◆ **Activity**
Each line below needs to be returned exactly. Skip any picture.

◆ **Provided material**

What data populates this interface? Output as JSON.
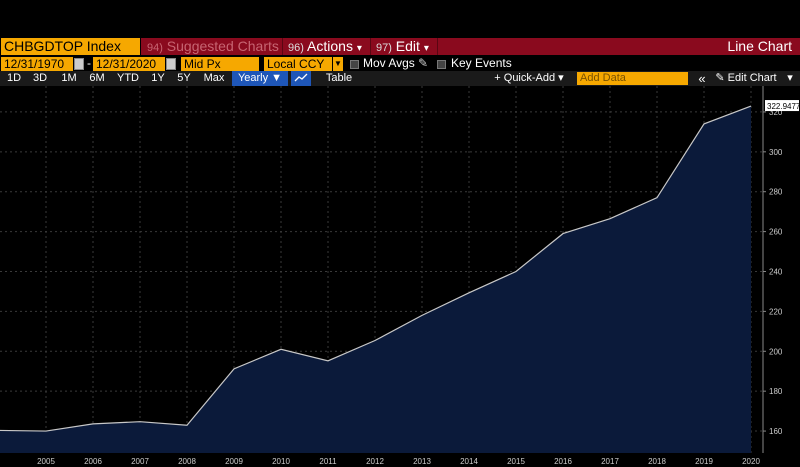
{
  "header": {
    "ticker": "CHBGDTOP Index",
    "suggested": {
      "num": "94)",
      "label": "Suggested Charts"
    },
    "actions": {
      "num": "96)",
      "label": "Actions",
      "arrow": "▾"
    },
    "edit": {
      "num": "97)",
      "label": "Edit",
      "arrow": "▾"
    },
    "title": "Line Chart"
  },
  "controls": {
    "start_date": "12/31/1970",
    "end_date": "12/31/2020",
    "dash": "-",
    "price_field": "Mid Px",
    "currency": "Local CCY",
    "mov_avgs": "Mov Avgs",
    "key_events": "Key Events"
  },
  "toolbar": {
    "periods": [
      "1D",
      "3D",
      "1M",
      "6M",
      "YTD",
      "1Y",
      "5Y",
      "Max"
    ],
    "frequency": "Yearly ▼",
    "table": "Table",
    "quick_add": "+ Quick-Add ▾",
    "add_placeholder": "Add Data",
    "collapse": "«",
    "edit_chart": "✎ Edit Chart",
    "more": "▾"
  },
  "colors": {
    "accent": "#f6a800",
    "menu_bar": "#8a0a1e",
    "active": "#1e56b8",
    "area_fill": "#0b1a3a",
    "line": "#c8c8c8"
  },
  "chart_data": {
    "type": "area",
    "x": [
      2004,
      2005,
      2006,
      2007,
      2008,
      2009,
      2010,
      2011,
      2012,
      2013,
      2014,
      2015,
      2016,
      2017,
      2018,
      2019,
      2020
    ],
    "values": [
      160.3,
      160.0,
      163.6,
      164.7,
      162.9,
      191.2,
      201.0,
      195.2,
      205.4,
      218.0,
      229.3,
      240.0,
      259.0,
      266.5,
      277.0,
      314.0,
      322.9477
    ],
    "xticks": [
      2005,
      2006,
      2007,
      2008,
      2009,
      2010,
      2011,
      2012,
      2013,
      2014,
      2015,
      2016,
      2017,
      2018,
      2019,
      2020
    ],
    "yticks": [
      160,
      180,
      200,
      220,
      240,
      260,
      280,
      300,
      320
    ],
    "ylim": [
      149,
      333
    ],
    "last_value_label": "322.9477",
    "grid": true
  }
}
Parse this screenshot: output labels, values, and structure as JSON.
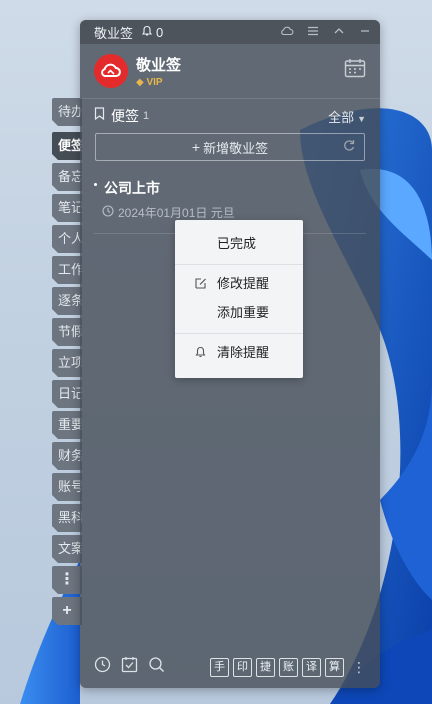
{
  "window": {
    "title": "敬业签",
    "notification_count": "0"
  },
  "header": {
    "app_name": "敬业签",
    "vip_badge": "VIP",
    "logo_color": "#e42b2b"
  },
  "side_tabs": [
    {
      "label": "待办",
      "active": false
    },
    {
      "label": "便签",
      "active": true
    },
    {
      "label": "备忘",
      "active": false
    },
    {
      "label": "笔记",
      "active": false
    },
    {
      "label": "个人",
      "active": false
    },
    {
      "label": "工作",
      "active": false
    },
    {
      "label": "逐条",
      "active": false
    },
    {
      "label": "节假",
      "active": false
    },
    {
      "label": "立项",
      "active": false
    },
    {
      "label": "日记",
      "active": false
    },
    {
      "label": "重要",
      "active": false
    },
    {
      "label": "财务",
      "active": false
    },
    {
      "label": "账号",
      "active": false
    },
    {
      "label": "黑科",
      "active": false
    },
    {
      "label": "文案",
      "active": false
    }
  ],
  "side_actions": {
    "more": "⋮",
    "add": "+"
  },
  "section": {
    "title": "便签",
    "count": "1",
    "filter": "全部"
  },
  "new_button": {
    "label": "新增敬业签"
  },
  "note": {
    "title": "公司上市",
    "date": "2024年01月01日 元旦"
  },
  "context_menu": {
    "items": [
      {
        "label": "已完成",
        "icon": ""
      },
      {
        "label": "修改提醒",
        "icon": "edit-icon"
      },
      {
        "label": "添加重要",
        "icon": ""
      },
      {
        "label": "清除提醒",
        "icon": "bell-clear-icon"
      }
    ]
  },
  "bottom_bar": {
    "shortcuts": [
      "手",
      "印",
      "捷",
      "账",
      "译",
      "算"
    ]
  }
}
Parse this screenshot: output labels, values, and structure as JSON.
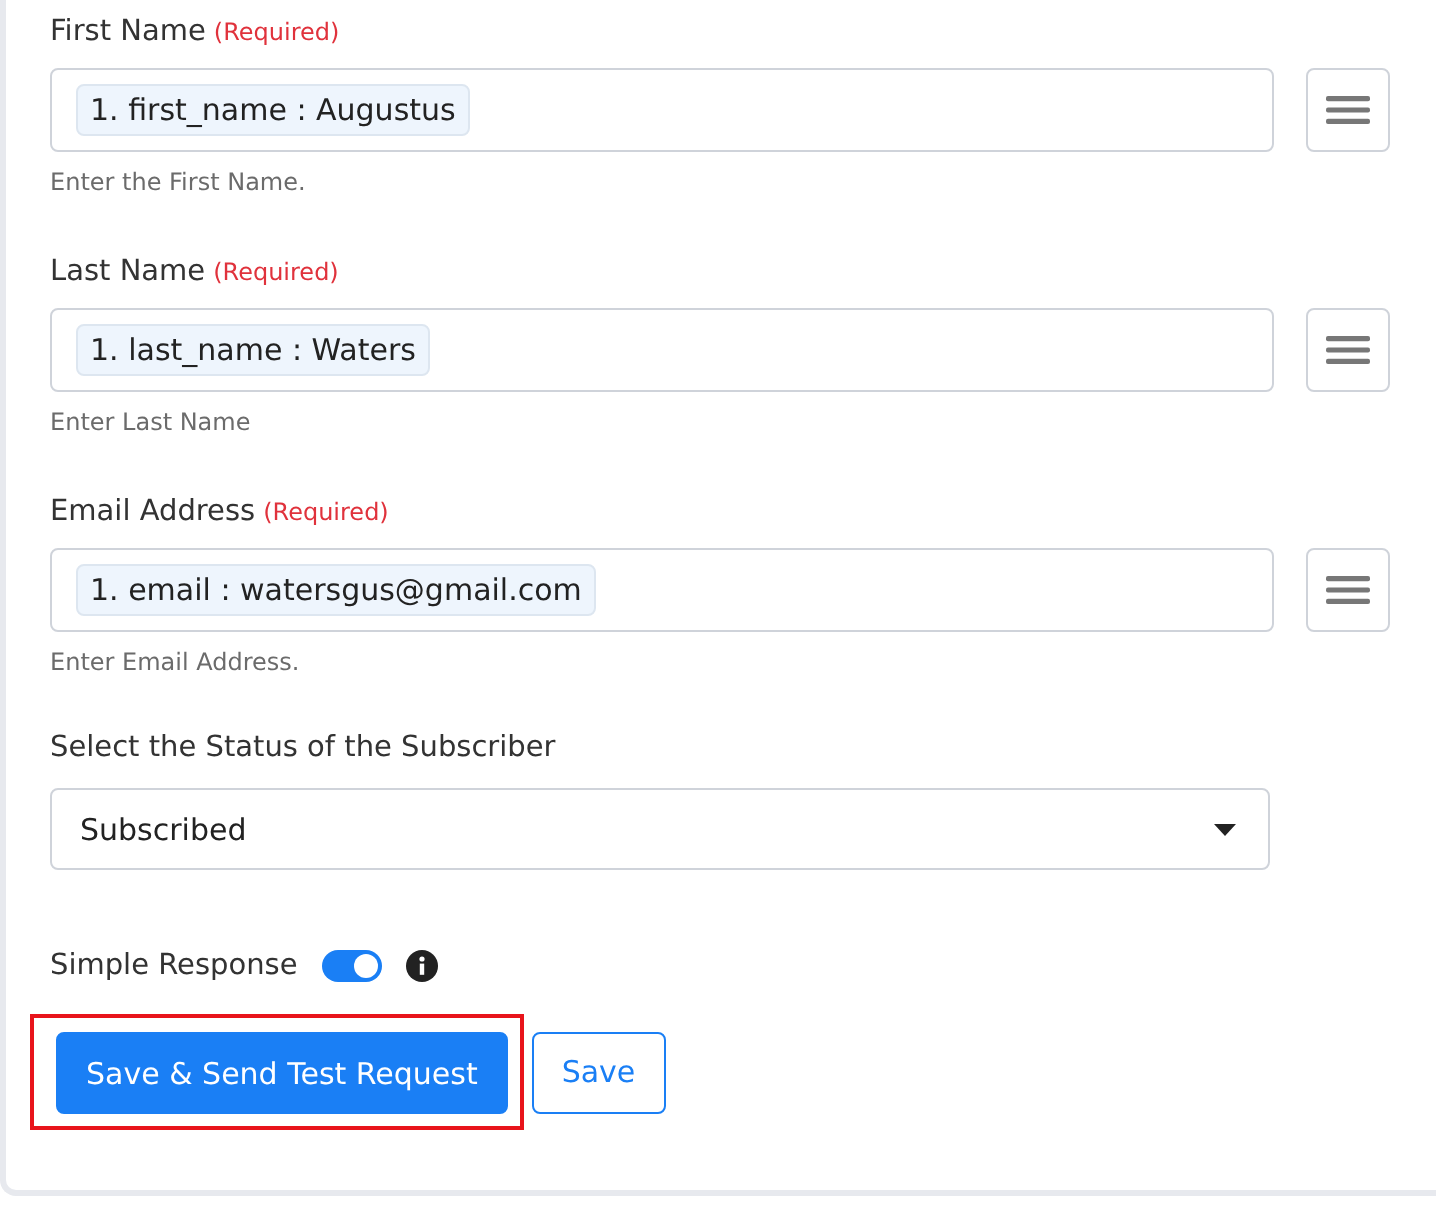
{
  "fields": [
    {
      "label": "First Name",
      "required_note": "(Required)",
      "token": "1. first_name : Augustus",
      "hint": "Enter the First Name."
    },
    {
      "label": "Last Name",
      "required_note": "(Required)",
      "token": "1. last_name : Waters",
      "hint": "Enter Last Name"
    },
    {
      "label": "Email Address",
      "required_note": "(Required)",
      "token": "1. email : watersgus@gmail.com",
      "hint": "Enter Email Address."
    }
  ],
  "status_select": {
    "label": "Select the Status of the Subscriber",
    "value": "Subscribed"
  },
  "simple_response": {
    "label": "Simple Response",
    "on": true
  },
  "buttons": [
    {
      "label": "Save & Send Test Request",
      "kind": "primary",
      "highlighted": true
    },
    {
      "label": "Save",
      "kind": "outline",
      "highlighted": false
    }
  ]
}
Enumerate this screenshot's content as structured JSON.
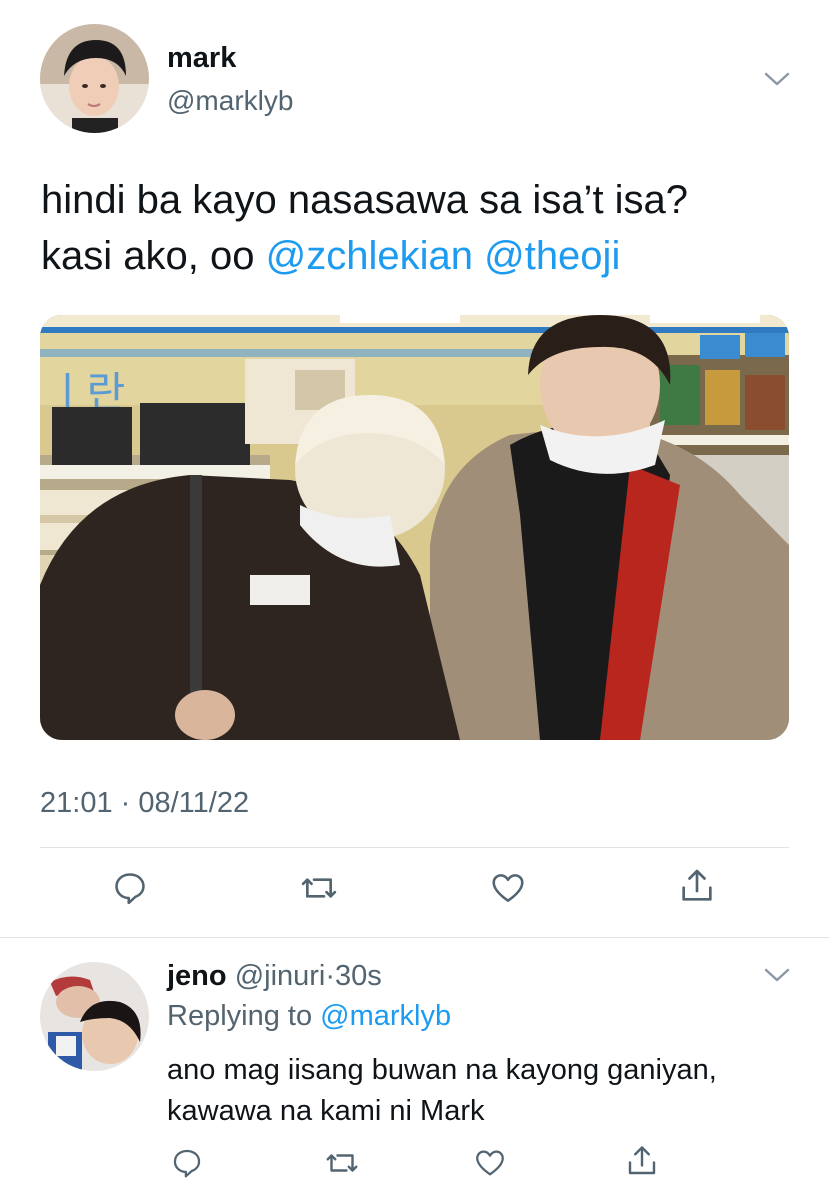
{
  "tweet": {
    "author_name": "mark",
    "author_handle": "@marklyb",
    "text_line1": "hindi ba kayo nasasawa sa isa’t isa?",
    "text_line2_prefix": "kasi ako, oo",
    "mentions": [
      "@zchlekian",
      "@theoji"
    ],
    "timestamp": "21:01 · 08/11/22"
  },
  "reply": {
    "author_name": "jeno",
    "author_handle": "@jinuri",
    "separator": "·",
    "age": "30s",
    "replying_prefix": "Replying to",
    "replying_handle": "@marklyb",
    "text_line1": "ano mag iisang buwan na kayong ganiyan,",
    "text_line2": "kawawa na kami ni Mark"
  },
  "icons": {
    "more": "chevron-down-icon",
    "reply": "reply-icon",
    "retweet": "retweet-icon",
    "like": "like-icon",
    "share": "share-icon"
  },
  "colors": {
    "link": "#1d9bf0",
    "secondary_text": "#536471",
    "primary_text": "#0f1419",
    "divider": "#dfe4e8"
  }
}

◆ **Task output**
What data populates this interface? Output as JSON.
{
  "header": {
    "ticker": "CHBGDTOP Index",
    "suggested": {
      "num": "94)",
      "label": "Suggested Charts"
    },
    "actions": {
      "num": "96)",
      "label": "Actions",
      "arrow": "▾"
    },
    "edit": {
      "num": "97)",
      "label": "Edit",
      "arrow": "▾"
    },
    "title": "Line Chart"
  },
  "controls": {
    "start_date": "12/31/1970",
    "end_date": "12/31/2020",
    "dash": "-",
    "price_field": "Mid Px",
    "currency": "Local CCY",
    "mov_avgs": "Mov Avgs",
    "key_events": "Key Events"
  },
  "toolbar": {
    "periods": [
      "1D",
      "3D",
      "1M",
      "6M",
      "YTD",
      "1Y",
      "5Y",
      "Max"
    ],
    "frequency": "Yearly ▼",
    "table": "Table",
    "quick_add": "+ Quick-Add ▾",
    "add_placeholder": "Add Data",
    "collapse": "«",
    "edit_chart": "✎ Edit Chart",
    "more": "▾"
  },
  "colors": {
    "accent": "#f6a800",
    "menu_bar": "#8a0a1e",
    "active": "#1e56b8",
    "area_fill": "#0b1a3a",
    "line": "#c8c8c8"
  },
  "chart_data": {
    "type": "area",
    "x": [
      2004,
      2005,
      2006,
      2007,
      2008,
      2009,
      2010,
      2011,
      2012,
      2013,
      2014,
      2015,
      2016,
      2017,
      2018,
      2019,
      2020
    ],
    "values": [
      160.3,
      160.0,
      163.6,
      164.7,
      162.9,
      191.2,
      201.0,
      195.2,
      205.4,
      218.0,
      229.3,
      240.0,
      259.0,
      266.5,
      277.0,
      314.0,
      322.9477
    ],
    "xticks": [
      2005,
      2006,
      2007,
      2008,
      2009,
      2010,
      2011,
      2012,
      2013,
      2014,
      2015,
      2016,
      2017,
      2018,
      2019,
      2020
    ],
    "yticks": [
      160,
      180,
      200,
      220,
      240,
      260,
      280,
      300,
      320
    ],
    "ylim": [
      149,
      333
    ],
    "last_value_label": "322.9477",
    "grid": true
  }
}
Parse this screenshot: output labels, values, and structure as JSON.
{
  "window": {
    "title": "敬业签",
    "notification_count": "0"
  },
  "header": {
    "app_name": "敬业签",
    "vip_badge": "VIP",
    "logo_color": "#e42b2b"
  },
  "side_tabs": [
    {
      "label": "待办",
      "active": false
    },
    {
      "label": "便签",
      "active": true
    },
    {
      "label": "备忘",
      "active": false
    },
    {
      "label": "笔记",
      "active": false
    },
    {
      "label": "个人",
      "active": false
    },
    {
      "label": "工作",
      "active": false
    },
    {
      "label": "逐条",
      "active": false
    },
    {
      "label": "节假",
      "active": false
    },
    {
      "label": "立项",
      "active": false
    },
    {
      "label": "日记",
      "active": false
    },
    {
      "label": "重要",
      "active": false
    },
    {
      "label": "财务",
      "active": false
    },
    {
      "label": "账号",
      "active": false
    },
    {
      "label": "黑科",
      "active": false
    },
    {
      "label": "文案",
      "active": false
    }
  ],
  "side_actions": {
    "more": "⋮",
    "add": "+"
  },
  "section": {
    "title": "便签",
    "count": "1",
    "filter": "全部"
  },
  "new_button": {
    "label": "新增敬业签"
  },
  "note": {
    "title": "公司上市",
    "date": "2024年01月01日 元旦"
  },
  "context_menu": {
    "items": [
      {
        "label": "已完成",
        "icon": ""
      },
      {
        "label": "修改提醒",
        "icon": "edit-icon"
      },
      {
        "label": "添加重要",
        "icon": ""
      },
      {
        "label": "清除提醒",
        "icon": "bell-clear-icon"
      }
    ]
  },
  "bottom_bar": {
    "shortcuts": [
      "手",
      "印",
      "捷",
      "账",
      "译",
      "算"
    ]
  }
}
Parse this screenshot: output labels, values, and structure as JSON.
{
  "fields": [
    {
      "label": "First Name",
      "required_note": "(Required)",
      "token": "1. first_name : Augustus",
      "hint": "Enter the First Name."
    },
    {
      "label": "Last Name",
      "required_note": "(Required)",
      "token": "1. last_name : Waters",
      "hint": "Enter Last Name"
    },
    {
      "label": "Email Address",
      "required_note": "(Required)",
      "token": "1. email : watersgus@gmail.com",
      "hint": "Enter Email Address."
    }
  ],
  "status_select": {
    "label": "Select the Status of the Subscriber",
    "value": "Subscribed"
  },
  "simple_response": {
    "label": "Simple Response",
    "on": true
  },
  "buttons": [
    {
      "label": "Save & Send Test Request",
      "kind": "primary",
      "highlighted": true
    },
    {
      "label": "Save",
      "kind": "outline",
      "highlighted": false
    }
  ]
}
Enumerate this screenshot's content as structured JSON.
{
  "tweet": {
    "author_name": "mark",
    "author_handle": "@marklyb",
    "text_line1": "hindi ba kayo nasasawa sa isa’t isa?",
    "text_line2_prefix": "kasi ako, oo",
    "mentions": [
      "@zchlekian",
      "@theoji"
    ],
    "timestamp": "21:01 · 08/11/22"
  },
  "reply": {
    "author_name": "jeno",
    "author_handle": "@jinuri",
    "separator": "·",
    "age": "30s",
    "replying_prefix": "Replying to",
    "replying_handle": "@marklyb",
    "text_line1": "ano mag iisang buwan na kayong ganiyan,",
    "text_line2": "kawawa na kami ni Mark"
  },
  "icons": {
    "more": "chevron-down-icon",
    "reply": "reply-icon",
    "retweet": "retweet-icon",
    "like": "like-icon",
    "share": "share-icon"
  },
  "colors": {
    "link": "#1d9bf0",
    "secondary_text": "#536471",
    "primary_text": "#0f1419",
    "divider": "#dfe4e8"
  }
}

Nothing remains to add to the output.